Flights paid for, accommodation booked and countless activities going on the holiday to-do list. You’ve marked it on the calendar and the countdown is on. But before you can truly jump into holiday mode, there are a few things you’ll need to sort out before you head to Indonesia.
Here is what you need to know before you go to make sure you don’t get stuck between Customs and a hard place.
Passports and Visas
If this is your first trip overseas, you’ll need to make sure all little travellers have their own passports. Children under 16 will need a five-year passport, at a cost of $142. Older kids are eligible for a ten-year passport, which costs $282. Make sure you get these sorted at least a month before you travel to avoid paying the priority processing fee, which can take a nasty chunk out of the holiday budget.

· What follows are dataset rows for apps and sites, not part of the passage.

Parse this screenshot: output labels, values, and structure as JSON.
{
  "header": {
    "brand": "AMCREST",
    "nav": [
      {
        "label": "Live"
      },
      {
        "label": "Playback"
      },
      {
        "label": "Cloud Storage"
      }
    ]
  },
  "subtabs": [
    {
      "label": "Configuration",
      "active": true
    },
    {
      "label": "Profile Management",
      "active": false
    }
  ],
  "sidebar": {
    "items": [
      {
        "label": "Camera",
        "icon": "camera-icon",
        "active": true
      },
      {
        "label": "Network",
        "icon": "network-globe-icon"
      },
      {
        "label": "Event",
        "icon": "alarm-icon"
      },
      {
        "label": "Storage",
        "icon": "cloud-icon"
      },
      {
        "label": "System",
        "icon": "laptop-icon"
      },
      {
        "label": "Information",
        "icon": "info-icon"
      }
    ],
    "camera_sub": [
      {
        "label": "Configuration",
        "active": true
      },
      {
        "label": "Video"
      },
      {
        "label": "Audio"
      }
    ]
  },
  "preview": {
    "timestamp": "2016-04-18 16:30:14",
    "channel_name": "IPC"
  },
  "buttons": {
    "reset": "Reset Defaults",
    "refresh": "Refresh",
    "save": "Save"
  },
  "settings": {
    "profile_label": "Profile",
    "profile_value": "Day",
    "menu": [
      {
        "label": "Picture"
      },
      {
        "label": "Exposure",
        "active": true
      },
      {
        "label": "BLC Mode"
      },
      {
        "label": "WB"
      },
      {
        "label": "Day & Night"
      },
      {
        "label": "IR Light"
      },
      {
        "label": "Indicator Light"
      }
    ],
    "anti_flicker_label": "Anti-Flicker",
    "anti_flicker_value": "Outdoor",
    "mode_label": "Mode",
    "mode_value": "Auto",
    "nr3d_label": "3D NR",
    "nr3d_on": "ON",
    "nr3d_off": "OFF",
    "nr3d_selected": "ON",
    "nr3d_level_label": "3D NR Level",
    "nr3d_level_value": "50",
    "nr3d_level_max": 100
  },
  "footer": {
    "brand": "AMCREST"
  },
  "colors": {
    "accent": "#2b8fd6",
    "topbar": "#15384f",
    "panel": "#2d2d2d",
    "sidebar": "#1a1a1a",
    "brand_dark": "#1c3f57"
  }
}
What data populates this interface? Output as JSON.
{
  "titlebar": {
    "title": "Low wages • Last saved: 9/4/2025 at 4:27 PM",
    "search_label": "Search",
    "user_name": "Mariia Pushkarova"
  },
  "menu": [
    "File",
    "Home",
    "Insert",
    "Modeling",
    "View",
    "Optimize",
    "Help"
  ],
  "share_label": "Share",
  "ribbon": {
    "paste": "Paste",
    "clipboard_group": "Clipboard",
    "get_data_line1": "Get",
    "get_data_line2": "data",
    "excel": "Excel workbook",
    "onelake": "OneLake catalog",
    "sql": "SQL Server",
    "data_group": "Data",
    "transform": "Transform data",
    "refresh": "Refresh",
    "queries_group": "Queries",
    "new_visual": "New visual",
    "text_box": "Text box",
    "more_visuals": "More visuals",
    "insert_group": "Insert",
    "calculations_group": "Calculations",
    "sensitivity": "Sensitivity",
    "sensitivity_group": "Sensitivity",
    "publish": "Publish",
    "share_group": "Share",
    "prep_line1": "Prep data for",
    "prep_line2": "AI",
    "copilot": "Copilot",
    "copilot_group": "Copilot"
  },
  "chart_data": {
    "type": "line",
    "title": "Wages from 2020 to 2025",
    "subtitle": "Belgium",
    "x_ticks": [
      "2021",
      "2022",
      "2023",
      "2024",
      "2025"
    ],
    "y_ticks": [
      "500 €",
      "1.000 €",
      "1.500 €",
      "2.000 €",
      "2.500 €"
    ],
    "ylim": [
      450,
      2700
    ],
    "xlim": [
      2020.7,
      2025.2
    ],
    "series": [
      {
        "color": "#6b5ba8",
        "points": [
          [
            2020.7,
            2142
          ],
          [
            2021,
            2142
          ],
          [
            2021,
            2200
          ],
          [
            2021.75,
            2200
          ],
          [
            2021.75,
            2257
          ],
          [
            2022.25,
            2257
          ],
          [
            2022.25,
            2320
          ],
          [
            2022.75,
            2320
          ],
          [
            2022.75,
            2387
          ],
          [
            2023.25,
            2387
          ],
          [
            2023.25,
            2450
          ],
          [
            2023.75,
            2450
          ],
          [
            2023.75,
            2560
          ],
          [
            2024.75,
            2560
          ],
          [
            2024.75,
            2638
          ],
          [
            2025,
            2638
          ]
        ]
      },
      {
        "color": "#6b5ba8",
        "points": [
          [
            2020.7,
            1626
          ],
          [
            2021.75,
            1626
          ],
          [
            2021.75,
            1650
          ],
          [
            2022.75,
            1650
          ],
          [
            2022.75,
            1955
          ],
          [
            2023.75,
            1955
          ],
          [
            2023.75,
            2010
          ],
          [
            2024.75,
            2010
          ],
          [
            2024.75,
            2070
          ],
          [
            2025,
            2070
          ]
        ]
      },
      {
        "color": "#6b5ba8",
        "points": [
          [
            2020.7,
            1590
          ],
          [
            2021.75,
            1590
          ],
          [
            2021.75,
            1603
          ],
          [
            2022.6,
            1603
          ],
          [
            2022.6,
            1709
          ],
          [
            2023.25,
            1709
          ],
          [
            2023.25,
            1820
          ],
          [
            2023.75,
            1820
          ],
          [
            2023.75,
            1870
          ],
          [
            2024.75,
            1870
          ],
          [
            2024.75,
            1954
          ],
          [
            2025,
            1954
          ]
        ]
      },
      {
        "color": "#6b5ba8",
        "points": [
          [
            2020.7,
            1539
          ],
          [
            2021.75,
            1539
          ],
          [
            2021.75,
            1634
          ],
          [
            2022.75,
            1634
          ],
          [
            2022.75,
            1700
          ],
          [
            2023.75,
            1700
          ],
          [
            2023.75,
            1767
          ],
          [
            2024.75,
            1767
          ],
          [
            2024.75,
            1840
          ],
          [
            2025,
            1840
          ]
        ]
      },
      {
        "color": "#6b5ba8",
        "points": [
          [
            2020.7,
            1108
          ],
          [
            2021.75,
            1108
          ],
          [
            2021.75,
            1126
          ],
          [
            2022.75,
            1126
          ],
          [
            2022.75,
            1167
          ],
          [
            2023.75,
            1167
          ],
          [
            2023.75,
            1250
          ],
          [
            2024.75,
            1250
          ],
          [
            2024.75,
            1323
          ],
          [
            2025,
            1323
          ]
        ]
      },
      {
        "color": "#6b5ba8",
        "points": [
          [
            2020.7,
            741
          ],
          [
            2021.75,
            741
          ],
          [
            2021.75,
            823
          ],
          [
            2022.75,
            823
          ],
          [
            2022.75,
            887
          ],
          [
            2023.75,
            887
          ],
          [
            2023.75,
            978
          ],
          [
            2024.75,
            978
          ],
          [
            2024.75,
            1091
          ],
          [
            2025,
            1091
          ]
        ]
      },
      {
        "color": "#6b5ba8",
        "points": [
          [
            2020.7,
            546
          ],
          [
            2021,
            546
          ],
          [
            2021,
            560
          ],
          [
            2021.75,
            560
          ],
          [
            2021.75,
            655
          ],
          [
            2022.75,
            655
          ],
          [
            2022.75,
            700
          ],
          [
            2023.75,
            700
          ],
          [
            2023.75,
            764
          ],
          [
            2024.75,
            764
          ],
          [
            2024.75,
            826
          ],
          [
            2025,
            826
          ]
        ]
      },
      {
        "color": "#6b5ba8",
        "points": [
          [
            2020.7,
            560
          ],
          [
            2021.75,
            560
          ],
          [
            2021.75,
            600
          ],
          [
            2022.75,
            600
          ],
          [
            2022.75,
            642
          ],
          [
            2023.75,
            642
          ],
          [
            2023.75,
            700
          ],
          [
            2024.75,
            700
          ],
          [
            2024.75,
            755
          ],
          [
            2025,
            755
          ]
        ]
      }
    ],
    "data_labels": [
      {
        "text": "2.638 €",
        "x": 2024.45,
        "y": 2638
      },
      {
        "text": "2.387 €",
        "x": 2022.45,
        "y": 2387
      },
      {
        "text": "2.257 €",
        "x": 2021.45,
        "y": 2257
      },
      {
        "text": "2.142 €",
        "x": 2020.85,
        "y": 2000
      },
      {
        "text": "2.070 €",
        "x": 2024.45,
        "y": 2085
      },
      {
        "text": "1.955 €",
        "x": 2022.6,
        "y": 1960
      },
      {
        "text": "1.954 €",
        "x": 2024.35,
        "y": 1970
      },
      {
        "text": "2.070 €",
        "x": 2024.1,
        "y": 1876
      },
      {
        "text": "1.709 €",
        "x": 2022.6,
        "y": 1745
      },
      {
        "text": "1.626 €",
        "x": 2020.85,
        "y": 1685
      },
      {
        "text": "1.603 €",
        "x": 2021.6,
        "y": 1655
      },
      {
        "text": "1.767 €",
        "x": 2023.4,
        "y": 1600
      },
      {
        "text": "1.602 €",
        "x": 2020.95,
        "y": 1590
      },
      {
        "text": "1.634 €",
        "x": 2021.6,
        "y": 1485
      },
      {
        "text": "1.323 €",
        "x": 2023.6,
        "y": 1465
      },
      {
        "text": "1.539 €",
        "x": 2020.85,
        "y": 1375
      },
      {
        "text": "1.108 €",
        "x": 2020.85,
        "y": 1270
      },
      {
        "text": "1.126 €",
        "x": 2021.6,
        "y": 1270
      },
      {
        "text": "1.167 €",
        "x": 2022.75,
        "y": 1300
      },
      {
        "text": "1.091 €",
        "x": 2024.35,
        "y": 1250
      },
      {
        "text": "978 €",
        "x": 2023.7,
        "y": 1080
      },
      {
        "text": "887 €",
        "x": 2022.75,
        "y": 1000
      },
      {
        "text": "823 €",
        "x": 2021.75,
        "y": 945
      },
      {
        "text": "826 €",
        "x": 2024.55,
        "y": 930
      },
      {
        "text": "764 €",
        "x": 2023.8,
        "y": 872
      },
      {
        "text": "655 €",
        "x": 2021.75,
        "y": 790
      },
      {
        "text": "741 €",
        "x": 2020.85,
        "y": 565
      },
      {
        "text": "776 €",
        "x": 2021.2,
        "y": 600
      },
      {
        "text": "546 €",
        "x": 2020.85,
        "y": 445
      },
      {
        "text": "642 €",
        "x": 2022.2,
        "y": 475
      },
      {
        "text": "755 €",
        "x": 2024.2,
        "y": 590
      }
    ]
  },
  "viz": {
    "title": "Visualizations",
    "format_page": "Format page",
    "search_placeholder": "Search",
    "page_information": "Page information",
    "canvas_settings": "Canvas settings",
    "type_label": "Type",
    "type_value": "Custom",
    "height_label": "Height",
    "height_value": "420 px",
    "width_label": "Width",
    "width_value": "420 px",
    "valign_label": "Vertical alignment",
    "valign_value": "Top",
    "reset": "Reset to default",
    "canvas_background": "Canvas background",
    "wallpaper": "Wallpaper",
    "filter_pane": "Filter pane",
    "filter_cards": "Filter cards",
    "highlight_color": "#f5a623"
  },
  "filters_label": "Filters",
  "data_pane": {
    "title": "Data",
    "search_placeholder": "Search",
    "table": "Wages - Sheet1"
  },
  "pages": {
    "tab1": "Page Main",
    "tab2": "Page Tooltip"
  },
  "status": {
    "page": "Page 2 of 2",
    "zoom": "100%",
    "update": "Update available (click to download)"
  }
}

Here’s a quick guide to applying for a child’s passport.
Remember, all passports must have at least six-months validity from the date you are due to leave Indonesia otherwise you will not be allowed in. So if you plan to return from Indonesia on 1 January, your passport will need to be valid until at least 1 July.
Up until March 2016, Australians were required to purchase a visa to enter Indonesia. However, due to Australia and Indonesia’s great relationship when it comes to tourism, a visa-free short visit (30 days or under) is available for all Australians travelling to Indonesia. If you intend to stay longer than 30 days, you’ll need to apply at an Indonesian embassy before departure or on-arrival, at a cost of US$35 per person.
The type of travel insurance you purchase will depend on how much cover you want. Some insurance covers everything from unexpected baggage delay to unlimited cancellation, while others tick off the basics, such as medical expenses and unexpected travel costs. A ‘family insurance policy’ can save you a lot of money, rather than purchasing insurance for each individual. Be sure to compare a few different travel insurance policies to make sure you’re getting the most bang for your buck. This website is a good place to start.
Health and Safety
No matter which country you visit, the enzymes and bacteria you encounter will always be a little different. The ways in which food is prepared will also vary. Our bodies are simply not accustomed to these differences and may result in a few upset tummies. The best way to avoid ‘Bali Belly’ is to eat at restaurants with a high turn-over of food, avoid drinking tap water (especially when brushing your teeth and washing your face) and ask for drinks without ice cubes. But you shouldn’t avoid sampling the delicious local cuisine because that is half the fun of travel. If you do get sick, it’s important to stay hydrated. Just in case, pack some Imodium or ‘Gastro-Stop’ tablets before you go.
It is recommended that you visit your doctor before you travel for a general check-up and to make sure you’re up to date with vaccinations. Standard vaccinations are usually fine but some doctors recommend additional shots such as a Tetanus booster, Hep A and Typhoid.
If one of your intrepid cohort requires prescription medication, make sure you pack enough for the entire trip. These should always be stored in your carry-on, ideally in sealed packets with a letter from your doctor.
Before you travel, it’s always a good idea to register your details with smarttraveller.gov.au. This is an Australian Government website run by the Department of Foreign Affairs and Trade that provides tips and advice for Australians travelling overseas. It can be handy for holiday-goers to access updates on incidents in the countries they are visiting, as well as keeping friends and family at home in the loop. Click here to register.
Refer to our checklist below to make sure you have everything you need to make the most of your Indonesian escape.
This may all seem a bit overwhelming but it is fairly standard procedure for most overseas trips. As they say, it’s better to be safe than sorry. Now that the nitty-gritty is out of the way, the fun can begin.
Check out the stories below for some Indonesian travel inspo.
I was blessed with parents who really saw the value in travel. After our first family trip abroad to Thailand, I became obsessed. I was hungry for anything new and different. I yearned to be in the middle of a city on the other side of the world with a suitcase in one hand and google maps in the other, stumbling around trying to figure out where I was going; literally and spiritually.